----- Data to examine -----

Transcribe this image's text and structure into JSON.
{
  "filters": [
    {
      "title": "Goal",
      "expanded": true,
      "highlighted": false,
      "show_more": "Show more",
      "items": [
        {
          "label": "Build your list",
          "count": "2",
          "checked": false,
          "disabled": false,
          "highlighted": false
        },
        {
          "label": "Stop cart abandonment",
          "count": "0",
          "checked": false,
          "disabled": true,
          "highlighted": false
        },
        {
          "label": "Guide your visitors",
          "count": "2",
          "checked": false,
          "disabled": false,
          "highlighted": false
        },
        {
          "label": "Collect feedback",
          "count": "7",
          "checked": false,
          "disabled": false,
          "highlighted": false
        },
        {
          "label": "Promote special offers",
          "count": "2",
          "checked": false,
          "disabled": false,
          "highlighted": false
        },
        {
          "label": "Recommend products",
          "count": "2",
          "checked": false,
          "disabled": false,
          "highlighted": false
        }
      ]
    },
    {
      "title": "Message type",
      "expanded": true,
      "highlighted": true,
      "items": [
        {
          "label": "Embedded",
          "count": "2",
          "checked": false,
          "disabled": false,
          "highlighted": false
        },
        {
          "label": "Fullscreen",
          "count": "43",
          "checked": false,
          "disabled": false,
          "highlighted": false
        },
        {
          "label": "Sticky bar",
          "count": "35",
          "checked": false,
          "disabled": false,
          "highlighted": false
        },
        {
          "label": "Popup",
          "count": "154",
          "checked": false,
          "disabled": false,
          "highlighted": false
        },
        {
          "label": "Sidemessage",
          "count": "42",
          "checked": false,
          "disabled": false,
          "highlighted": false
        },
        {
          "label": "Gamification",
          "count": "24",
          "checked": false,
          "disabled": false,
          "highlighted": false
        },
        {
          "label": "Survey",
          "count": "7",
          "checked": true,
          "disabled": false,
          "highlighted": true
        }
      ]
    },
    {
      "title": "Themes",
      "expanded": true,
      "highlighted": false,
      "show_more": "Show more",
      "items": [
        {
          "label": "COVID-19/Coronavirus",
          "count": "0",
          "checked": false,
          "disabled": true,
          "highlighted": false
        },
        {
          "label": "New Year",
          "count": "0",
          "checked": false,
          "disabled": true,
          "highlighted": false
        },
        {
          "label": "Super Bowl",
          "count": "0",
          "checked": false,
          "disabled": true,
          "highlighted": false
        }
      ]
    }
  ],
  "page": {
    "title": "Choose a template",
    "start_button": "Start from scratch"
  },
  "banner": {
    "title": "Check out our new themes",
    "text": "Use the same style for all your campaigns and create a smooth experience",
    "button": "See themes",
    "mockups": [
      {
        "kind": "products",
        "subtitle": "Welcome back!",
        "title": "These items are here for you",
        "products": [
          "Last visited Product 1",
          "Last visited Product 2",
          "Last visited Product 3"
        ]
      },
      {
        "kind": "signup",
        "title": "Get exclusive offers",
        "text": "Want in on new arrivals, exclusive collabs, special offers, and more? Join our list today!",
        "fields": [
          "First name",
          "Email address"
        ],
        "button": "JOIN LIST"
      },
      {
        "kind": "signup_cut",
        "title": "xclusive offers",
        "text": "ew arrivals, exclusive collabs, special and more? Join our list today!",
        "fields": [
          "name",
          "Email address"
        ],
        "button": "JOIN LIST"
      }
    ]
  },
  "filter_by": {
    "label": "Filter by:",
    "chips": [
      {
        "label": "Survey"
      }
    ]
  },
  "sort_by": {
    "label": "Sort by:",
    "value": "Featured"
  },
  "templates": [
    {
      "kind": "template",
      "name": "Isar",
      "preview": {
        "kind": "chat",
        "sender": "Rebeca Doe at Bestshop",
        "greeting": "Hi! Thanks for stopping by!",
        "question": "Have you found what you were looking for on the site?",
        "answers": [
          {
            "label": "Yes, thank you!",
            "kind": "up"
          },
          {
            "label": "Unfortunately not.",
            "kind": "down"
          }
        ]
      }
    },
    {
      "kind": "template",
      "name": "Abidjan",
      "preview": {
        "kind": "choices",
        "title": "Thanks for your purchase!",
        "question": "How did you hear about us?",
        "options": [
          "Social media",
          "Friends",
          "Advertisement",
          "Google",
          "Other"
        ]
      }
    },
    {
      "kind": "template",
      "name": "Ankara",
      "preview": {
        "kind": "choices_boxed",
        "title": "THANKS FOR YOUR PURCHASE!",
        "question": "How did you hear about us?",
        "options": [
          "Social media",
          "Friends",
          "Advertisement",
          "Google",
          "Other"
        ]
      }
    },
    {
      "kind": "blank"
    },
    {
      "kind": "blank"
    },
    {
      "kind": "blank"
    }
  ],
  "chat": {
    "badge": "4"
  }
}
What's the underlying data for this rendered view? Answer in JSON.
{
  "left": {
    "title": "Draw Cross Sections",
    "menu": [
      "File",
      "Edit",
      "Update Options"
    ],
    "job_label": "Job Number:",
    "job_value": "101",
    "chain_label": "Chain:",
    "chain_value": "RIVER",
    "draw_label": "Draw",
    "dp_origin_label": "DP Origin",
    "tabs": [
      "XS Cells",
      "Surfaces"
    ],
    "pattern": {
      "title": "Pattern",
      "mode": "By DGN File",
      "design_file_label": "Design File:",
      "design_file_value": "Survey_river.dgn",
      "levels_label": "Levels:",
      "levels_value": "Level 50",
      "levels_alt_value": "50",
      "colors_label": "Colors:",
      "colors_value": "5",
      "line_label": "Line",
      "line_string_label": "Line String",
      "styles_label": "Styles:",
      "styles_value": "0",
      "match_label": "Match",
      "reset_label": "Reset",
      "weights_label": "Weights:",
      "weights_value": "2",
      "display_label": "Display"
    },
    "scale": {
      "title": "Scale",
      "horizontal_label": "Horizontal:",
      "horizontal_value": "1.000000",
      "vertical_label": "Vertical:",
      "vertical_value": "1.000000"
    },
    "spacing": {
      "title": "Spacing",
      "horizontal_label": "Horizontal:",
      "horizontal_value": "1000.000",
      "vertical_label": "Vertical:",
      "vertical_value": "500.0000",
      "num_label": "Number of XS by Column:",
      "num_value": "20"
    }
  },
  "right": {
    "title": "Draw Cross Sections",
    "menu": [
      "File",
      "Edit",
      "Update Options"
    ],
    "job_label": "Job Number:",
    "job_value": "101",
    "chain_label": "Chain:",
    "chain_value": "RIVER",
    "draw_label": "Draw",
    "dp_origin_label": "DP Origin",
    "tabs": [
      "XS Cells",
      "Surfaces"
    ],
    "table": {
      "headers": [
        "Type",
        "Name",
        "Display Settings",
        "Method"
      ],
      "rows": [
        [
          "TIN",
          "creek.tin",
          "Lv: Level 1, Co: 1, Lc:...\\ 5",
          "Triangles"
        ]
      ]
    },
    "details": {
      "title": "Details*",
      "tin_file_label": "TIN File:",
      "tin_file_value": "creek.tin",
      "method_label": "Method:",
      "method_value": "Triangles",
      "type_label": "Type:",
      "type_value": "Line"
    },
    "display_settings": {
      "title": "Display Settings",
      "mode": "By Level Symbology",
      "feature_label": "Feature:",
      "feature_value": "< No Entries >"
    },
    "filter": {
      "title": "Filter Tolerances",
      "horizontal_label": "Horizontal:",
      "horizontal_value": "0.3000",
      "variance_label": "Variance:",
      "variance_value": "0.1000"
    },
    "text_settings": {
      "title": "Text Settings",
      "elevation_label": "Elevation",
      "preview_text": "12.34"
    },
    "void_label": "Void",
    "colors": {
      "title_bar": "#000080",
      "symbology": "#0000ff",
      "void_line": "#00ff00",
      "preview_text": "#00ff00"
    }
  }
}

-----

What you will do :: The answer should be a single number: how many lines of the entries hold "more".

Answer section :: 4